→ **Data to process**:
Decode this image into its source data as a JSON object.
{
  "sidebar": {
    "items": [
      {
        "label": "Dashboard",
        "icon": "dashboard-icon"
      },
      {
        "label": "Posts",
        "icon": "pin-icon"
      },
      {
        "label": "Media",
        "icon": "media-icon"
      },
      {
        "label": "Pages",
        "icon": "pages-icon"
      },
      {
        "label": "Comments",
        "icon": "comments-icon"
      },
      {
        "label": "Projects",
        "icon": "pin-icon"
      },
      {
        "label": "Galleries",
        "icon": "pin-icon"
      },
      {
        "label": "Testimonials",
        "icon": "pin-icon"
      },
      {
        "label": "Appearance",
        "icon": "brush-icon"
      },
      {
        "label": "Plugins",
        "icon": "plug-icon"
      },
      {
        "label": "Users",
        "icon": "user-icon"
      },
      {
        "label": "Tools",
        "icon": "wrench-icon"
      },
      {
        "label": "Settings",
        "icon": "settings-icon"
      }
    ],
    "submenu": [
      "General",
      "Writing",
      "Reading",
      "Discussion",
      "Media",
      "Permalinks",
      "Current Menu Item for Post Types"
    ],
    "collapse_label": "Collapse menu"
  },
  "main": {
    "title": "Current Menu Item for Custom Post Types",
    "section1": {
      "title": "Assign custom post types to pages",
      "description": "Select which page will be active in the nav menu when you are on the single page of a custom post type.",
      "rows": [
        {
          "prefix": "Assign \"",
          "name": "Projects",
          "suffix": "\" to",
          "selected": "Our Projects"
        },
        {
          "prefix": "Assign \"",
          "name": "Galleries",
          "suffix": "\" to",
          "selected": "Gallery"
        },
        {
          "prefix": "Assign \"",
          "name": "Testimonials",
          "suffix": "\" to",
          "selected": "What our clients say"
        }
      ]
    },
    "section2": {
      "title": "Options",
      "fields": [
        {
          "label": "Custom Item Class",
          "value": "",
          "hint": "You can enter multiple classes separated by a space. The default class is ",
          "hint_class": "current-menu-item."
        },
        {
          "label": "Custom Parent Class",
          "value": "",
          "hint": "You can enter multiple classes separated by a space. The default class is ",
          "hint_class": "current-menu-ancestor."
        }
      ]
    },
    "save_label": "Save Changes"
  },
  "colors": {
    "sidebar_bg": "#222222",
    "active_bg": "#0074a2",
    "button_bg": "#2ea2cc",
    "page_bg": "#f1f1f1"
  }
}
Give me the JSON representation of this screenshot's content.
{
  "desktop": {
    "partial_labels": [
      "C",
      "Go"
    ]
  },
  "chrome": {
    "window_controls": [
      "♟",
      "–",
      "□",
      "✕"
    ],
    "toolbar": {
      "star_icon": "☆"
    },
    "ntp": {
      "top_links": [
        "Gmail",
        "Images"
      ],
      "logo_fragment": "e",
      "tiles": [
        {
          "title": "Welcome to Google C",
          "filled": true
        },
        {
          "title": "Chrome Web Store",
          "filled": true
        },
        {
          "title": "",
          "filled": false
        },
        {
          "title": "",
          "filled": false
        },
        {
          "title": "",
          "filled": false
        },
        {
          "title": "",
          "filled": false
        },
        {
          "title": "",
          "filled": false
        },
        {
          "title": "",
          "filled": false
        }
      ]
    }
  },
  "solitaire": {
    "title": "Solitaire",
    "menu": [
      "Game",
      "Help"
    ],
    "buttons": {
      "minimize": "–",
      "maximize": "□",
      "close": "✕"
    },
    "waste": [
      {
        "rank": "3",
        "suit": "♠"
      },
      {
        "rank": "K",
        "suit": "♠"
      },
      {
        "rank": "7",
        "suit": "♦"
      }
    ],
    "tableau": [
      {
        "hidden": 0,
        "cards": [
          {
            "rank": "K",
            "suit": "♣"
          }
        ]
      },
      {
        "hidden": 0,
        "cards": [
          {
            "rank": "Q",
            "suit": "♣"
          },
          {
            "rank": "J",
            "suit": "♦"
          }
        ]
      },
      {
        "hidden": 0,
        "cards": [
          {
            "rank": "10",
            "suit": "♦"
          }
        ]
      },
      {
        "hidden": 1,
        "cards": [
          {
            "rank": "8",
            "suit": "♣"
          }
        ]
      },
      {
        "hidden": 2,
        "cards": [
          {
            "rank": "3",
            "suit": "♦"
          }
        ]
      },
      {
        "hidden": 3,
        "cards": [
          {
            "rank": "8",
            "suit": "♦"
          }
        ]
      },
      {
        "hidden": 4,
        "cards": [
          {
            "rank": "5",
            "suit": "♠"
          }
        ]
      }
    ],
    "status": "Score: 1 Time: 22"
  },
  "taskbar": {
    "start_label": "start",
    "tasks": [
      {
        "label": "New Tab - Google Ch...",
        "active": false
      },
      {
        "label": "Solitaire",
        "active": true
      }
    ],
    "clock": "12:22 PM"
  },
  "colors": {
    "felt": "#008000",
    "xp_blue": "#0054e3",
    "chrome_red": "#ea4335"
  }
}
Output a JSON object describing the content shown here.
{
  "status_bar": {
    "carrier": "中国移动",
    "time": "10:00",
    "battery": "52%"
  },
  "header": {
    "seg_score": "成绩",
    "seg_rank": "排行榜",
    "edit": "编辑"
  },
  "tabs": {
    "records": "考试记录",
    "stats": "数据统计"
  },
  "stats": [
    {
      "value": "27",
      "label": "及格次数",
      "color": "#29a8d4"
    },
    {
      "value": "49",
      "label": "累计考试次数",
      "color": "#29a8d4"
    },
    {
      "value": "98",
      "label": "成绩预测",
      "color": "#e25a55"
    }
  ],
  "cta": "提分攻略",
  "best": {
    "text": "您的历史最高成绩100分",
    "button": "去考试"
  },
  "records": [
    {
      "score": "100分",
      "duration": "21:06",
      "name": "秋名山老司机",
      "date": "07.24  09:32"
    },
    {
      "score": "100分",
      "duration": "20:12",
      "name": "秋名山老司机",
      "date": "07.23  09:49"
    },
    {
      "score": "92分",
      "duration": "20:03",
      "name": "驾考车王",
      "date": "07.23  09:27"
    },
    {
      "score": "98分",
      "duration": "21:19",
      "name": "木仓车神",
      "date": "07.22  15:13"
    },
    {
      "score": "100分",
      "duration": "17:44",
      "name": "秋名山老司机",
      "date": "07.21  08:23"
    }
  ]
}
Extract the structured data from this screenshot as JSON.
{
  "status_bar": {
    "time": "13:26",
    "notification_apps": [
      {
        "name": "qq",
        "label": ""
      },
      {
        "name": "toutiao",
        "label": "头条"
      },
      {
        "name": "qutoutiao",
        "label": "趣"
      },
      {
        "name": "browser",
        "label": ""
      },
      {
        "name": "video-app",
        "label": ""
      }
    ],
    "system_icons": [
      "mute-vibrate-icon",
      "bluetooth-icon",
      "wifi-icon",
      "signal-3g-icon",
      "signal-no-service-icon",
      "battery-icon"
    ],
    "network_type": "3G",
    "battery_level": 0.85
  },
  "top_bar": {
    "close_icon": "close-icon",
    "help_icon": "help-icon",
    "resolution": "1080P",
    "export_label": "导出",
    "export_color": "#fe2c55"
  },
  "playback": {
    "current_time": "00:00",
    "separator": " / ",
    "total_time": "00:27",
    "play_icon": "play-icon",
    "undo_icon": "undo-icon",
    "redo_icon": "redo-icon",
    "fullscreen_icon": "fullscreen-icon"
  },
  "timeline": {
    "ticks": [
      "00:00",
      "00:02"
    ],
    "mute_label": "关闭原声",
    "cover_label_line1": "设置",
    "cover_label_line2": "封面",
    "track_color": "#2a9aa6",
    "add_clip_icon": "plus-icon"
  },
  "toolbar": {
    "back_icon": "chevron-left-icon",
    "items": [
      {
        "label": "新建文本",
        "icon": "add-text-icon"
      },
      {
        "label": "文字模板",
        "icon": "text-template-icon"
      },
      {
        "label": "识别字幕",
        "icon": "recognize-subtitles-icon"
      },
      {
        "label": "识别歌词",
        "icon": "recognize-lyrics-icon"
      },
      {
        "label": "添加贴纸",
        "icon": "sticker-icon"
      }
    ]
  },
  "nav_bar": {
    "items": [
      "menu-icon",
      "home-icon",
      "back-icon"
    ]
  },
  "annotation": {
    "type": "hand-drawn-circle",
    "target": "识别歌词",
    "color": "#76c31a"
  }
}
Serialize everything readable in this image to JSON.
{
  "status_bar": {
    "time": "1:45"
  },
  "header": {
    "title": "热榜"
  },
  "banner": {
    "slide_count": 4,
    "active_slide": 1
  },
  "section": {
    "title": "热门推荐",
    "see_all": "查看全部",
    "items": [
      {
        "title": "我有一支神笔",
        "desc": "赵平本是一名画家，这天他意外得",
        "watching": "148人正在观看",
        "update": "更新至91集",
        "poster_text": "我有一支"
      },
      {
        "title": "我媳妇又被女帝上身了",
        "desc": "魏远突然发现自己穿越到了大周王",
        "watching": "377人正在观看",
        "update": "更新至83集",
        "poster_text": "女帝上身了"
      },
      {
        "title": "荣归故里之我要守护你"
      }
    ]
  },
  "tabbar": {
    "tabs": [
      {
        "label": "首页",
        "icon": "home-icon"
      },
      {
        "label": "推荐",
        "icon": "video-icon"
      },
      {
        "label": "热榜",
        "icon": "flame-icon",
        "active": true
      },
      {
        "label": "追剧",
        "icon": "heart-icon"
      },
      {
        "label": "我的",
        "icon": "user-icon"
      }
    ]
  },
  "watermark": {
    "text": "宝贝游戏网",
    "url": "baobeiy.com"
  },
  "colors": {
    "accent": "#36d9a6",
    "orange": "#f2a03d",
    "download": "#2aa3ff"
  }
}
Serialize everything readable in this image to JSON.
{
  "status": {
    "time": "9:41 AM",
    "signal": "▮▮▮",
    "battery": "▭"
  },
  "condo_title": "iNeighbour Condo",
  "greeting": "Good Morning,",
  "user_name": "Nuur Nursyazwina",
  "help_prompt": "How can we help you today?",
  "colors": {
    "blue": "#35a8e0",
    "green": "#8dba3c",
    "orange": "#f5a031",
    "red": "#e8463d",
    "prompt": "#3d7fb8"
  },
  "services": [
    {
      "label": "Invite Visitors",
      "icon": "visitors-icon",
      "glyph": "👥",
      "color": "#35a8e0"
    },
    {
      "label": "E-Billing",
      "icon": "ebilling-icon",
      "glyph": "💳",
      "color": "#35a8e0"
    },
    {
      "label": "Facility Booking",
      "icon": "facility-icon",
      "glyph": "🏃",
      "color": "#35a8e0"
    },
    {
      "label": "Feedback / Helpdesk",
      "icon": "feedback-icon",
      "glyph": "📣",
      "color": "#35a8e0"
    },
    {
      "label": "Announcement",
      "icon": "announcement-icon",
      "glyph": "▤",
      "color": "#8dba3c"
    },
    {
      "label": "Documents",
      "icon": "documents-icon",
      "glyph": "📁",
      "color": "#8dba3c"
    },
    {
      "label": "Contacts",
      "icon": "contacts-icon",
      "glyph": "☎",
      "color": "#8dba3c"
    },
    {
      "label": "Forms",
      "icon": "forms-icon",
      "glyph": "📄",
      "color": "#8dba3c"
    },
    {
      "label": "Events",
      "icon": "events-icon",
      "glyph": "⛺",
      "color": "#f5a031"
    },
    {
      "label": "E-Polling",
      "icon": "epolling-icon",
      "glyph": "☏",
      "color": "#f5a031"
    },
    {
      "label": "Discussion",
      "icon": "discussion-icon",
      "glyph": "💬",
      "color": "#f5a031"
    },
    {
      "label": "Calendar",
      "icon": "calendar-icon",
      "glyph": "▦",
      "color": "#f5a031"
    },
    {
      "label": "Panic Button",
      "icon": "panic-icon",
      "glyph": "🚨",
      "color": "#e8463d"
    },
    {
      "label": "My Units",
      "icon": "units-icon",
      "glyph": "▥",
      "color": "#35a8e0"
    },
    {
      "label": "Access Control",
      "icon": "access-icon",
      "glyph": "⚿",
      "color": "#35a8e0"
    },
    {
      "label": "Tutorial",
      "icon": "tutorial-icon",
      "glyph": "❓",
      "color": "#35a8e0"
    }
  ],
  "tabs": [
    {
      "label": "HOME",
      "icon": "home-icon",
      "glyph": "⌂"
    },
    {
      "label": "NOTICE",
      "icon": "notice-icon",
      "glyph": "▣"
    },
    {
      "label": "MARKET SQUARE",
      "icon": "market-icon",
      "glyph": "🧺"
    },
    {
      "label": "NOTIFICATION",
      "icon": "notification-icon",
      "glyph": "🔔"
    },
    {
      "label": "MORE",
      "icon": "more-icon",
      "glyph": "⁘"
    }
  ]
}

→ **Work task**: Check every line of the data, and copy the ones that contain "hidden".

→ **Answer to the problem**:
        "hidden": 0,
        "hidden": 0,
        "hidden": 0,
        "hidden": 1,
        "hidden": 2,
        "hidden": 3,
        "hidden": 4,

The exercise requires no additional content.